1. What recent assessment she has made of the effects on low-paid workers of her Department’s “work for your benefit measures”; and if she will make a statement.
I am sure that all Back-Benchers and other Members of the House would want to share in your comments, Mr. Speaker, and, especially, to pass on our condolences to the family of the Member. 
I would like to reiterate your points about Ashok Kumar, Mr. Speaker. He will be sadly missed, I am sure, by all colleagues right across the House. He was a good colleague and fine parliamentarian.
The “work for your benefit” programme will provide work experience placements, not jobs. These placements will be over and above the staffing requirements of the host employer and in addition to the existing or expected vacancies. As such, we do not expect the programme to have an effect on the employment of existing workers, whether low paid or otherwise.

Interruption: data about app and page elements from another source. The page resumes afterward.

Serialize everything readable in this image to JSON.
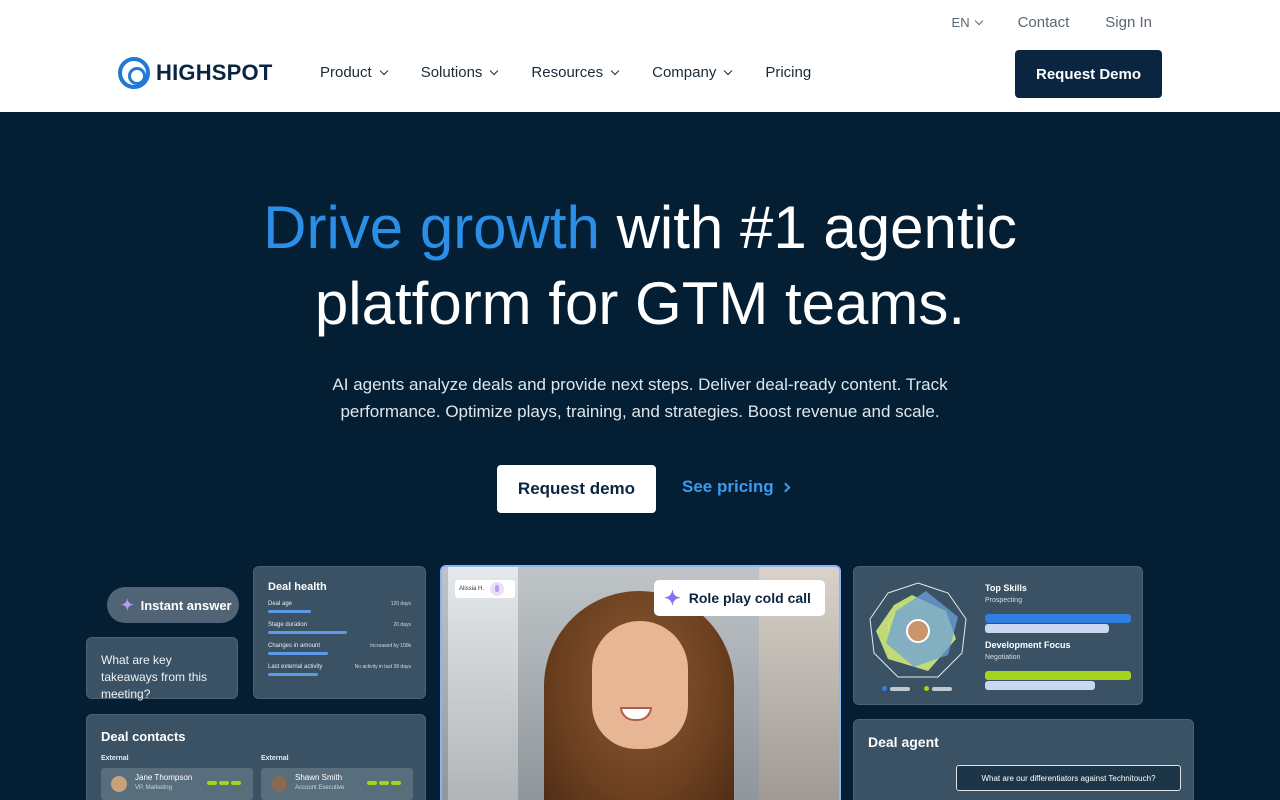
{
  "header": {
    "logo_text": "HIGHSPOT",
    "utility": {
      "language": "EN",
      "contact": "Contact",
      "sign_in": "Sign In"
    },
    "nav": [
      {
        "label": "Product",
        "dropdown": true
      },
      {
        "label": "Solutions",
        "dropdown": true
      },
      {
        "label": "Resources",
        "dropdown": true
      },
      {
        "label": "Company",
        "dropdown": true
      },
      {
        "label": "Pricing",
        "dropdown": false
      }
    ],
    "request_demo": "Request Demo"
  },
  "hero": {
    "title_accent": "Drive growth",
    "title_rest_line1": " with #1 agentic",
    "title_line2": "platform for GTM teams.",
    "subtitle": "AI agents analyze deals and provide next steps. Deliver deal-ready content. Track performance. Optimize plays, training, and strategies. Boost revenue and scale.",
    "cta_primary": "Request demo",
    "cta_secondary": "See pricing"
  },
  "cards": {
    "instant_answer": {
      "label": "Instant answer"
    },
    "question": {
      "text": "What are key takeaways from this meeting?"
    },
    "deal_health": {
      "title": "Deal health",
      "rows": [
        {
          "label": "Deal age",
          "value": "120 days",
          "fill": 0.3
        },
        {
          "label": "Stage duration",
          "value": "20 days",
          "fill": 0.55
        },
        {
          "label": "Changes in amount",
          "value": "Increased by 100k",
          "fill": 0.42
        },
        {
          "label": "Last external activity",
          "value": "No activity in last 28 days",
          "fill": 0.35
        }
      ]
    },
    "deal_contacts": {
      "title": "Deal contacts",
      "columns": [
        {
          "label": "External",
          "name": "Jane Thompson",
          "role": "VP, Marketing"
        },
        {
          "label": "External",
          "name": "Shawn Smith",
          "role": "Account Executive"
        }
      ]
    },
    "video": {
      "participant": "Alissia H.",
      "badge": "Role play cold call"
    },
    "skills": {
      "top_title": "Top Skills",
      "top_sub": "Prospecting",
      "dev_title": "Development Focus",
      "dev_sub": "Negotiation",
      "colors": {
        "blue": "#2f7fe0",
        "green": "#a6d31e",
        "light": "#c9d7f3"
      }
    },
    "deal_agent": {
      "title": "Deal agent",
      "question": "What are our differentiators against Technitouch?"
    }
  },
  "colors": {
    "brand_navy": "#0a2540",
    "accent_blue": "#2b8fe8",
    "hero_bg": "#041f33"
  }
}
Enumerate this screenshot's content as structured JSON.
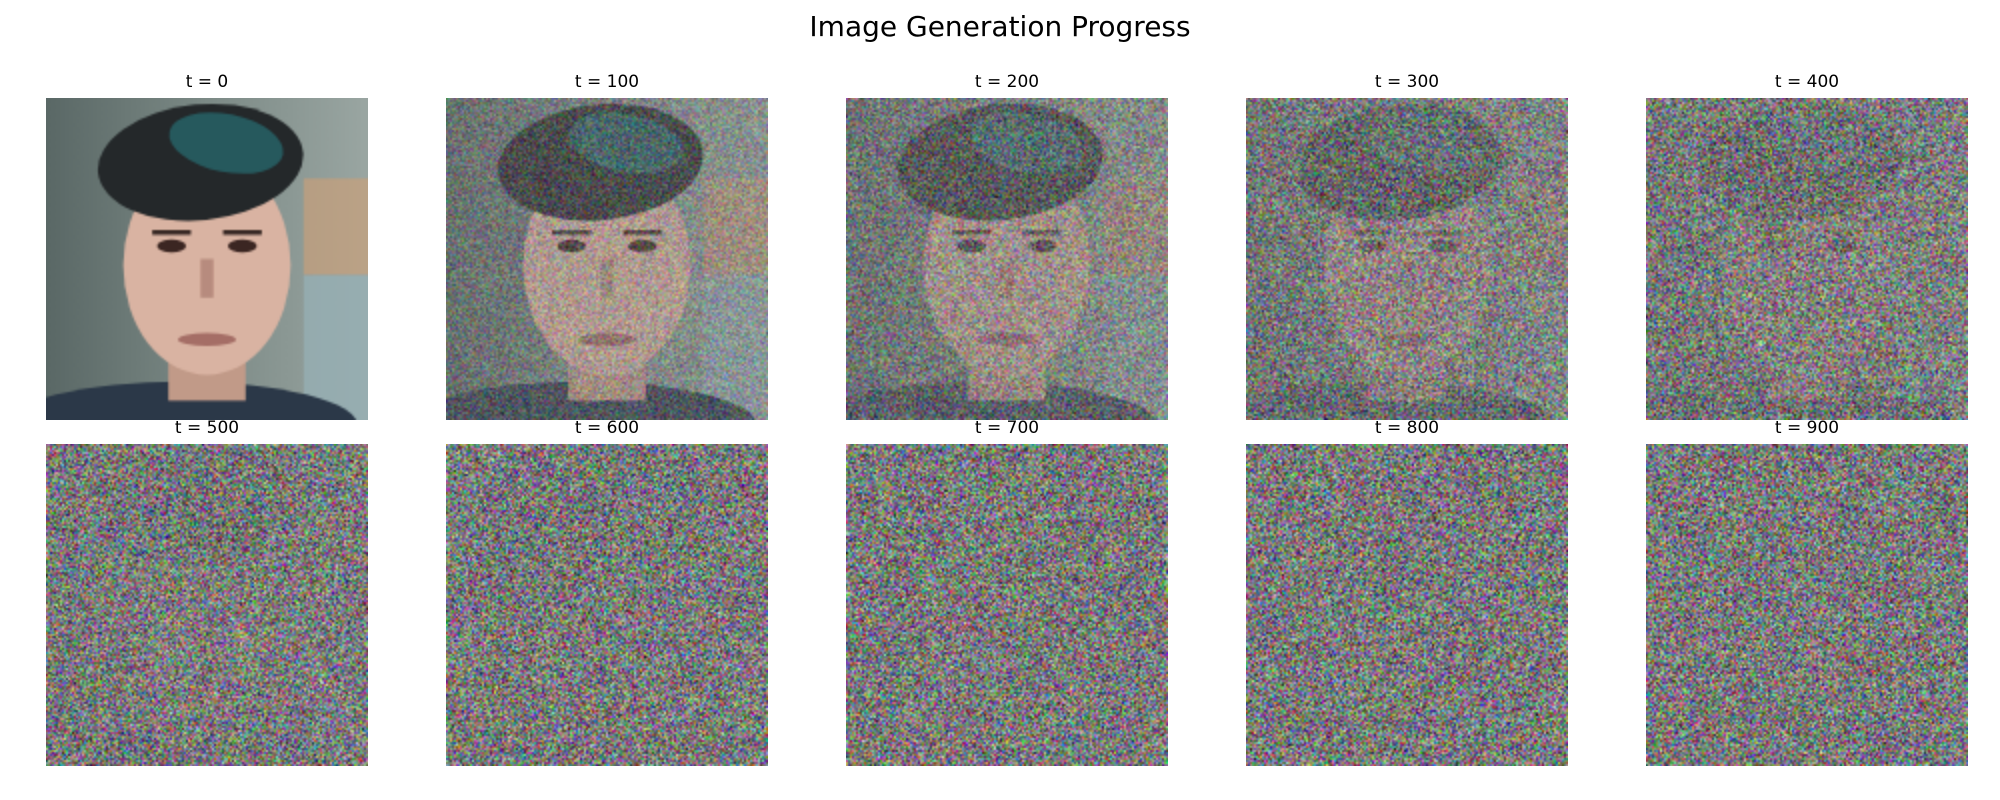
{
  "figure": {
    "title": "Image Generation Progress"
  },
  "panels": [
    {
      "label": "t = 0",
      "noise_level": 0.0
    },
    {
      "label": "t = 100",
      "noise_level": 0.45
    },
    {
      "label": "t = 200",
      "noise_level": 0.62
    },
    {
      "label": "t = 300",
      "noise_level": 0.78
    },
    {
      "label": "t = 400",
      "noise_level": 0.88
    },
    {
      "label": "t = 500",
      "noise_level": 0.95
    },
    {
      "label": "t = 600",
      "noise_level": 0.98
    },
    {
      "label": "t = 700",
      "noise_level": 0.99
    },
    {
      "label": "t = 800",
      "noise_level": 1.0
    },
    {
      "label": "t = 900",
      "noise_level": 1.0
    }
  ],
  "colors": {
    "noise_mean": "#7a7878",
    "background": "#ffffff"
  }
}
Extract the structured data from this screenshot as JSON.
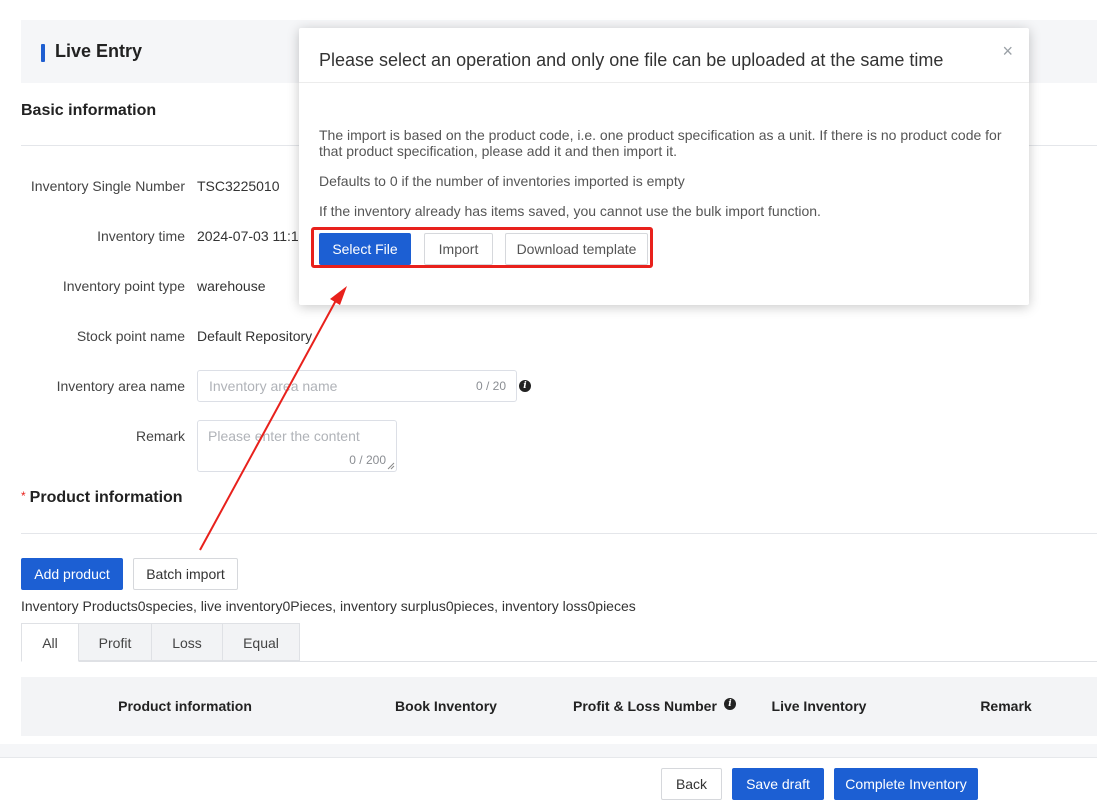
{
  "header": {
    "title": "Live Entry"
  },
  "basic": {
    "title": "Basic information",
    "fields": [
      {
        "label": "Inventory Single Number",
        "value": "TSC3225010"
      },
      {
        "label": "Inventory time",
        "value": "2024-07-03 11:1"
      },
      {
        "label": "Inventory point type",
        "value": "warehouse"
      },
      {
        "label": "Stock point name",
        "value": "Default Repository"
      }
    ],
    "area": {
      "label": "Inventory area name",
      "placeholder": "Inventory area name",
      "counter": "0 / 20"
    },
    "remark": {
      "label": "Remark",
      "placeholder": "Please enter the content",
      "counter": "0 / 200"
    }
  },
  "product": {
    "required_mark": "*",
    "title": "Product information",
    "add_label": "Add product",
    "batch_label": "Batch import",
    "summary": "Inventory Products0species, live inventory0Pieces, inventory surplus0pieces, inventory loss0pieces",
    "tabs": [
      "All",
      "Profit",
      "Loss",
      "Equal"
    ],
    "columns": [
      "Product information",
      "Book Inventory",
      "Profit & Loss Number",
      "Live Inventory",
      "Remark"
    ]
  },
  "footer": {
    "back": "Back",
    "save_draft": "Save draft",
    "complete": "Complete Inventory"
  },
  "modal": {
    "title": "Please select an operation and only one file can be uploaded at the same time",
    "close": "×",
    "lines": [
      "The import is based on the product code, i.e. one product specification as a unit. If there is no product code for that product specification, please add it and then import it.",
      "Defaults to 0 if the number of inventories imported is empty",
      "If the inventory already has items saved, you cannot use the bulk import function."
    ],
    "select_file": "Select File",
    "import": "Import",
    "download_template": "Download template"
  },
  "colors": {
    "primary": "#1c5fd3",
    "annotation": "#e8211c"
  }
}
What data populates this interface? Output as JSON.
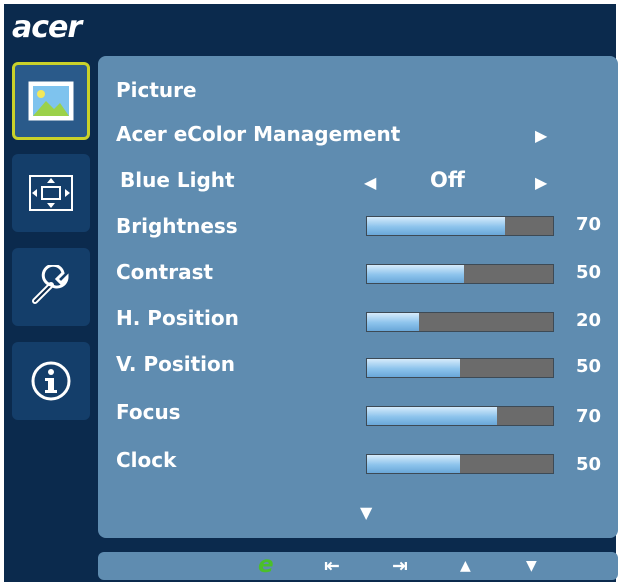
{
  "brand": {
    "logo": "acer"
  },
  "sidebar": {
    "items": [
      {
        "name": "picture",
        "icon": "picture-icon",
        "active": true
      },
      {
        "name": "osd-position",
        "icon": "position-icon",
        "active": false
      },
      {
        "name": "settings",
        "icon": "wrench-icon",
        "active": false
      },
      {
        "name": "information",
        "icon": "info-icon",
        "active": false
      }
    ]
  },
  "menu": {
    "title": "Picture",
    "ecolor": {
      "label": "Acer eColor Management",
      "arrow": "▶"
    },
    "blue_light": {
      "label": "Blue Light",
      "value": "Off",
      "left_arrow": "◀",
      "right_arrow": "▶"
    },
    "rows": [
      {
        "label": "Brightness",
        "value": "70",
        "level": 0.74
      },
      {
        "label": "Contrast",
        "value": "50",
        "level": 0.52
      },
      {
        "label": "H. Position",
        "value": "20",
        "level": 0.28
      },
      {
        "label": "V. Position",
        "value": "50",
        "level": 0.5
      },
      {
        "label": "Focus",
        "value": "70",
        "level": 0.7
      },
      {
        "label": "Clock",
        "value": "50",
        "level": 0.5
      }
    ],
    "scroll_down": "▼"
  },
  "bottom_bar": {
    "e_key": "e",
    "exit_key": "⇤",
    "enter_key": "⇥",
    "up_key": "▲",
    "down_key": "▼"
  },
  "colors": {
    "frame": "#0b2a4d",
    "panel": "#5f8cb0",
    "active_border": "#c9d12a",
    "bar_fill": "#8cc3ec",
    "bar_empty": "#6b6b6b"
  }
}
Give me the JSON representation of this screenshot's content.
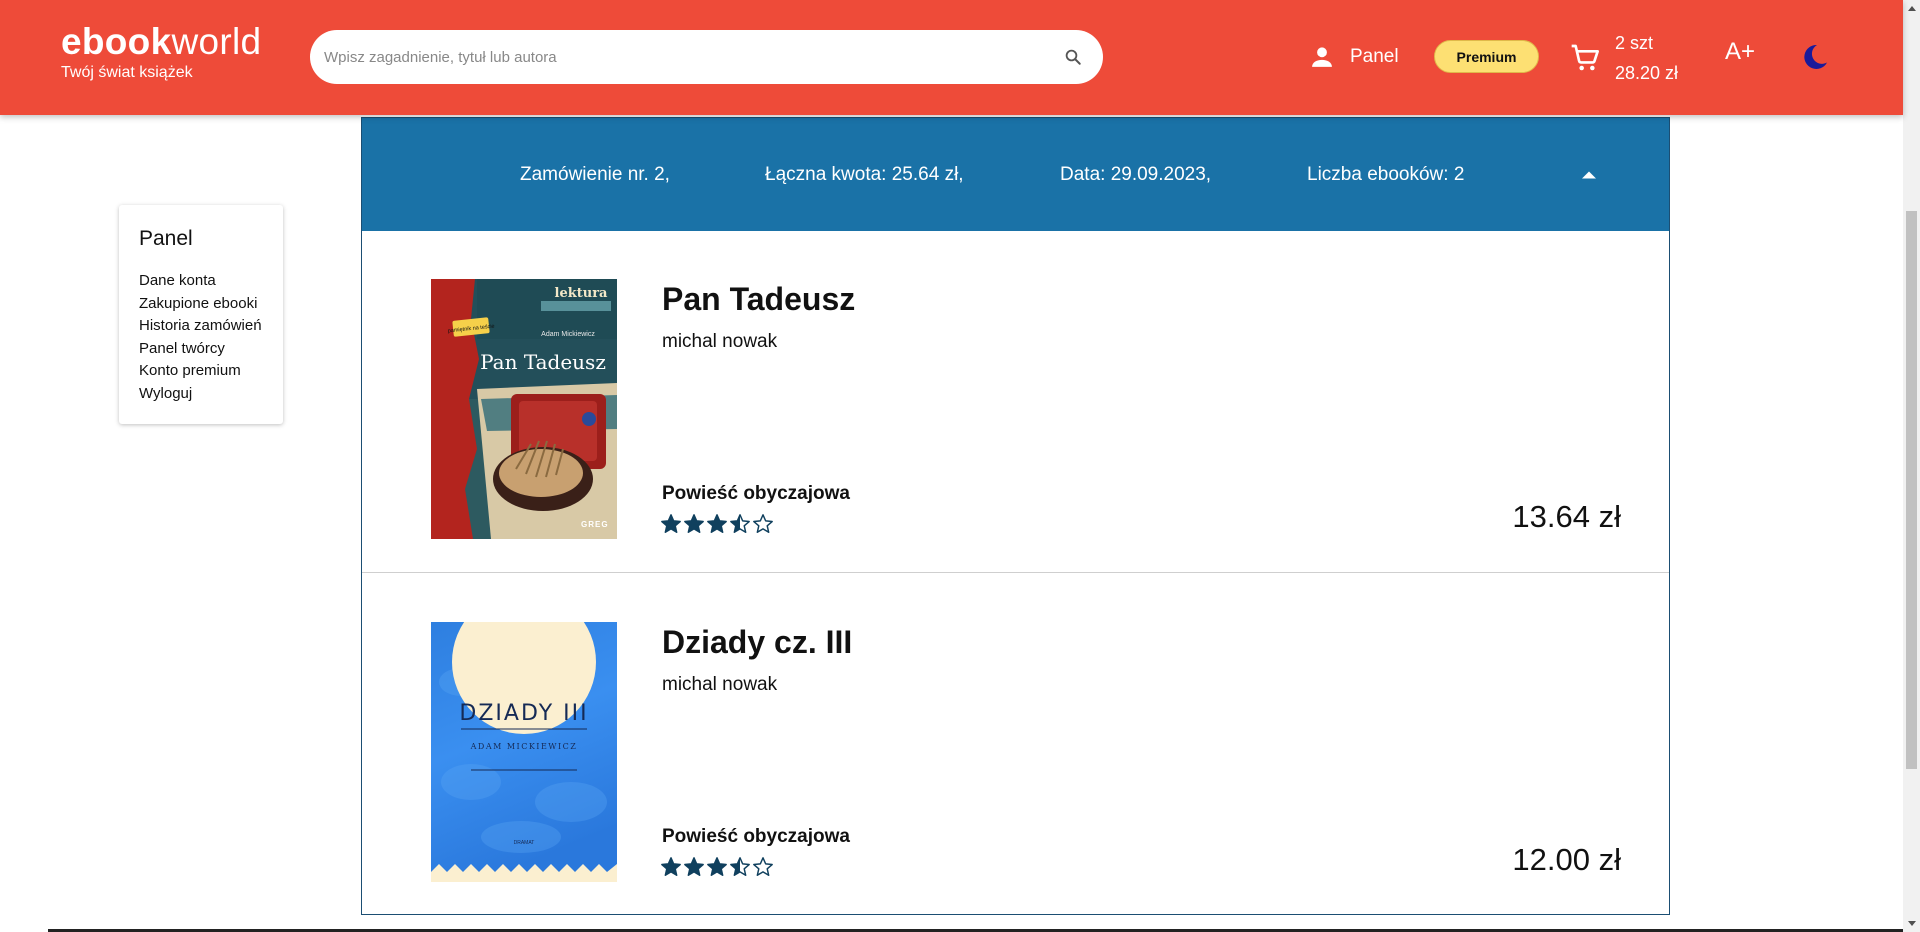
{
  "header": {
    "logo_bold": "ebook",
    "logo_light": "world",
    "tagline": "Twój świat książek",
    "search_placeholder": "Wpisz zagadnienie, tytuł lub autora",
    "search_icon": "search-icon",
    "panel_label": "Panel",
    "premium_label": "Premium",
    "cart_count": "2 szt",
    "cart_total": "28.20 zł",
    "font_size_label": "A+",
    "theme_icon": "moon-icon",
    "colors": {
      "header_bg": "#ee4b39",
      "premium_bg": "#fde073",
      "moon": "#1a1a9a"
    }
  },
  "sidebar": {
    "title": "Panel",
    "items": [
      {
        "label": "Dane konta"
      },
      {
        "label": "Zakupione ebooki"
      },
      {
        "label": "Historia zamówień"
      },
      {
        "label": "Panel twórcy"
      },
      {
        "label": "Konto premium"
      },
      {
        "label": "Wyloguj"
      }
    ]
  },
  "order": {
    "number": "Zamówienie nr. 2,",
    "total": "Łączna kwota: 25.64 zł,",
    "date": "Data: 29.09.2023,",
    "count": "Liczba ebooków: 2",
    "toggle_icon": "chevron-up-icon",
    "colors": {
      "header_bg": "#1a72a7",
      "border": "#1b4e73",
      "star": "#10405e"
    },
    "items": [
      {
        "title": "Pan Tadeusz",
        "author": "michal nowak",
        "genre": "Powieść obyczajowa",
        "price": "13.64 zł",
        "rating": 3.5,
        "rating_max": 5,
        "cover": {
          "badge": "lektura",
          "cover_author": "Adam Mickiewicz",
          "cover_title": "Pan Tadeusz",
          "publisher": "GREG",
          "sticker": "pamiętnik na teście"
        }
      },
      {
        "title": "Dziady cz. III",
        "author": "michal nowak",
        "genre": "Powieść obyczajowa",
        "price": "12.00 zł",
        "rating": 3.5,
        "rating_max": 5,
        "cover": {
          "cover_title": "DZIADY III",
          "cover_author": "ADAM MICKIEWICZ",
          "cover_genre": "DRAMAT"
        }
      }
    ]
  }
}
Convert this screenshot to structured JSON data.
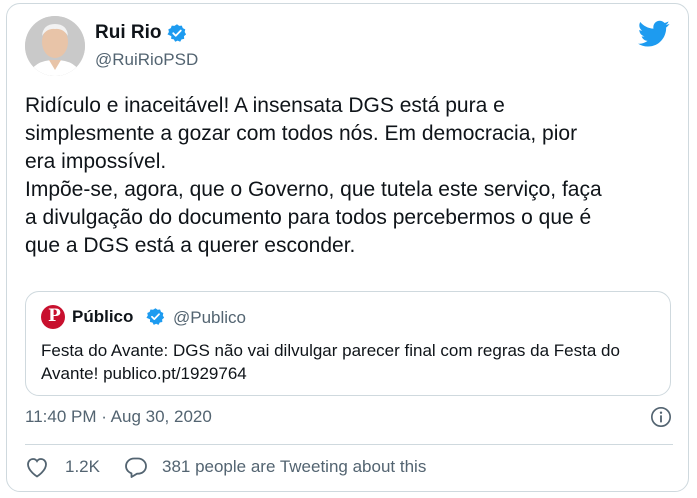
{
  "tweet": {
    "display_name": "Rui Rio",
    "handle": "@RuiRioPSD",
    "text": "Ridículo e inaceitável! A insensata DGS está pura e\nsimplesmente a gozar com todos nós. Em democracia, pior\nera impossível.\nImpõe-se, agora, que o Governo, que tutela este serviço, faça\na divulgação do documento para todos percebermos o que é\nque a DGS está a querer esconder.",
    "timestamp": "11:40 PM · Aug 30, 2020",
    "likes": "1.2K",
    "talking": "381 people are Tweeting about this"
  },
  "quoted": {
    "logo_letter": "P",
    "name": "Público",
    "handle": "@Publico",
    "text": "Festa do Avante: DGS não vai dilvulgar parecer final com regras da Festa do Avante! publico.pt/1929764"
  },
  "colors": {
    "twitter_blue": "#1d9bf0",
    "secondary_text": "#536471",
    "border": "#cfd9de",
    "publico_red": "#c8102e"
  },
  "icons": [
    "verified-badge-icon",
    "twitter-bird-icon",
    "info-icon",
    "heart-icon",
    "speech-bubble-icon"
  ]
}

I thank the Minister for his answer. Does he accept, however, that there is a danger that certain less scrupulous employers will take the opportunity to pay less to have one of these placements instead of paying the minimum wage, which has been so hard fought for?
The hon. Gentleman is right to remind the House of the minimum wage, which was introduced by the Labour Government and resisted in many quarters; I am pleased to say that there is now some consensus. We will ensure with contractors—our providers who ensure that we get places for people who have been out of work for two years, beginning with the pilot areas of Greater Manchester, Cambridge, Norfolk and Suffolk—that there is no displacement. This is about work experience. For people who have been out of work, that is an important part of their being able to get back to work. We think that if people are given that opportunity, they should take it.
House of Commons Hansard
15 March 2010